“Cider really fits where craft beer was 10 years ago,” says Chris Tigani, president of World Class Wholesale in New Castle. “It has major potential. The craft beer revolution has helped many people be okay with experimenting with new products, and the country as a whole has a love affair with sweeter things. Customers have a little bit of a hop hangover.”
Says Kreston, who started noticing costumer interest peak about two years ago when brands like Angry Orchard began to attract more consumers: “I think it’s part of the craft beer movement. The markets are similar—the original ciders weren’t exciting, and now as they get into it more and more, unique ciders and flavors are developing.” Another advantage: Cider is gluten-free, thus appealing to customers who might be looking for an alternative to beer.
While cider sales are surging at liquor stores, bars and restaurants, a dichotomy exists within the industry between many concentrated, mass-produced ciders and craft ciders.
Most popular brands like Woodchuck and Strongbow, which use concentrated apple juice and additives, originally controlled 90 percent of the cider business. Macro brewers like Stella Artois are on the cider wagon with their own light-bodied cider, and big-time Boston Beer Company, Inc. created Angry Orchard Hard Cider. But market shares for mainstream players are down from more than 80 percent to 30 percent, says Tigani, because craft ciders are on the rise.
Ciders like McKenzie’s, Doc’s Draft Hard Ciders and even Crispin Hard Cider are made using traditional methods with all-natural, hand pressed apples. The quality that people have come to expect from craft is now “coming to pass” in the cider category, Tigani says. “You’re seeing a lot more people using cider from hand-pressed apples and making an all-natural product.”
Some O&A cider suggestions for your consideration:
Crispin Natural Hard Blackberry Pear Cider: This 5 percent, dry, fizzy, freshly-pressed blackberry pear cider is sweet and tangy, naturally fermented using 100 percent pear juice – not pear juice concentrate or flavored hard apple cider.
McKenzie’s Seasonal Reserve: As with all of McKenzie’s products, this variety is crafted from apples sourced close to the New York brewery, in an area known as the “Apple Belt.” And with the addition of cinnamon, nutmeg, and other subtle spicy flavors swirling around in each bottle, it’s like distilled apple pie.
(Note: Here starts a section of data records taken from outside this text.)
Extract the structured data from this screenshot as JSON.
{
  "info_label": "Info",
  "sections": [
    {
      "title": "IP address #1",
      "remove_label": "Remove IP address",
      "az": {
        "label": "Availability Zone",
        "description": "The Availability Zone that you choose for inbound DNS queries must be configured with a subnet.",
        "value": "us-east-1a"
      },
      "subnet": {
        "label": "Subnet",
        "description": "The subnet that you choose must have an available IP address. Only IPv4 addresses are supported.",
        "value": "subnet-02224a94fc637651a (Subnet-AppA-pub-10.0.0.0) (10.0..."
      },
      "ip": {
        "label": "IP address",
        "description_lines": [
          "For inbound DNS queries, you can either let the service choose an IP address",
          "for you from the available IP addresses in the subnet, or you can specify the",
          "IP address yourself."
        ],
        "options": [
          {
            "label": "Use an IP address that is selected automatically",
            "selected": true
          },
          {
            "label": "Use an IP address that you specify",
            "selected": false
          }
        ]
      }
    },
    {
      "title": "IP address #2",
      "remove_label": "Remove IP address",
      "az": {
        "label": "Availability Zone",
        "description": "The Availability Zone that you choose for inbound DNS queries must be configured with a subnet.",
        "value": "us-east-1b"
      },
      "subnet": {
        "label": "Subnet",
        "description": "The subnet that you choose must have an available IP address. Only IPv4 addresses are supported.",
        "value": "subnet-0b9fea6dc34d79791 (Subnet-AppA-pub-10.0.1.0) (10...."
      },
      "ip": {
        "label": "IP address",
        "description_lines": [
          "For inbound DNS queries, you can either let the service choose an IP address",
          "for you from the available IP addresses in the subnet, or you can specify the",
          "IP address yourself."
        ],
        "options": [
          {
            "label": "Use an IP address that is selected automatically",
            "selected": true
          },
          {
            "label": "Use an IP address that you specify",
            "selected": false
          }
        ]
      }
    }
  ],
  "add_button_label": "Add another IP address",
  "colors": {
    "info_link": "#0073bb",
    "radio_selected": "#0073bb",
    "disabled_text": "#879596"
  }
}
A perfect beverage for fall and the end-of-the-year holidays.
The Muse from Angry Orchard: Experts might argue whether this is actually a true hard cider or a sparkling wine, but the wiser among them will simply sit back, sip and enjoy. Sweet flavors of apples mixed with seasonal spices and notes of oak, all lifted with champagne bubbles – what’s not to like?
*Cider, also known as “hard cider” to many Americans, is not to be confused with apple cider, a non-alcoholic drink.